She laughed briefly, then spoke again, "You were still out at that time. We got you to the infirmary, where they pried you out of your suit and patched you up."
At that moment, the ship's doctor, Major Aarav Hangloo, walked in. Figueroa and Van den Berg stood to attention, but Hangloo just waved them off, "At ease, at ease. Don't be so formal, we're not on a battlecruiser," he stopped at the foot of Osondu's bed, "how are you feeling, Lieutenant?"
"Good, I suppose," the pilot shrugged, "not surprising, considering I don't even remember being hurt."
"Do you feel any pain at all?" the doctor wanted to know, checking the setting on the medicine-dispenser placed on Osondu's left upper arm.
"No, Sir. None at all," he confirmed, smiling as he said it. All things considered, it could have been a lot worse.
"How is your foot?" Major Hangloo asked, moving towards the bottom end of the bed.
"My foot?" Osondu returned the question. He frowned and his mouth hanging slightly open.
"Yes, Lieutenant, your foot. Specifically, the new one we gave you."
The pilot's gaze remained blank, while he silently wondered what was going on. His mind finally catching up with the conversation, he pulled the thin white bed sheet towards him, revealing his feet. His right foot looked like it always had, calluses and all, his toenails in dire need of some care. The left foot, however, looked completely out of place.
YOU ARE READING
Life Of A Dropship PilotScience Fiction

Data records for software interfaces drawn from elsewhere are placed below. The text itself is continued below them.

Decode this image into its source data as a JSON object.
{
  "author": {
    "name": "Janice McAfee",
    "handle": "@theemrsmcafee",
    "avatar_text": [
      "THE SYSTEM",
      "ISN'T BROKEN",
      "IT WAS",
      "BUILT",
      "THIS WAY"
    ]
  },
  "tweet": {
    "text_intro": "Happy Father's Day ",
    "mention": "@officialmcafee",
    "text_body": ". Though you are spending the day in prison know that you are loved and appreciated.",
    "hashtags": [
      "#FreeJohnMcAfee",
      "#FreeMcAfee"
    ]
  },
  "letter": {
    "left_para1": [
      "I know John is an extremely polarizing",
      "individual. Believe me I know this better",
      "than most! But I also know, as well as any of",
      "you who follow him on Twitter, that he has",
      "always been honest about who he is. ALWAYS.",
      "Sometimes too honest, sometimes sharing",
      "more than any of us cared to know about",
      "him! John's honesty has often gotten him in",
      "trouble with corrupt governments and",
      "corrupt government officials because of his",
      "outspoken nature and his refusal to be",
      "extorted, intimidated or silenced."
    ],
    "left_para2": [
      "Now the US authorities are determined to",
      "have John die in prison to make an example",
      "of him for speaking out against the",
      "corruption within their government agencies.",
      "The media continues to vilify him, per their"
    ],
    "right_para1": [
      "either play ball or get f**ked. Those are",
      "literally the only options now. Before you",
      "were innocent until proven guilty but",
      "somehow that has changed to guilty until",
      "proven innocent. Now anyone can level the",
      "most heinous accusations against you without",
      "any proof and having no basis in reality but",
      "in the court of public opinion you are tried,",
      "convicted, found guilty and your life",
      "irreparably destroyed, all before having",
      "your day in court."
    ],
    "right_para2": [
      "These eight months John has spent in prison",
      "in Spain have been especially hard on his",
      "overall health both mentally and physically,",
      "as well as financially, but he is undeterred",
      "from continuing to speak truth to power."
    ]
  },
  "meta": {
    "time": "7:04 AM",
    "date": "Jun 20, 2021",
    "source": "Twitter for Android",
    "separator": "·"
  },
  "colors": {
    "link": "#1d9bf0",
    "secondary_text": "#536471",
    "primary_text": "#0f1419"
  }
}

Logistics has always been the backbone of any military operation. This was true in the earliest wars in human history, and it is still true in the 24th century. At the eve of the next great battle against the Tarhinan separatists, the ISDF fleet is...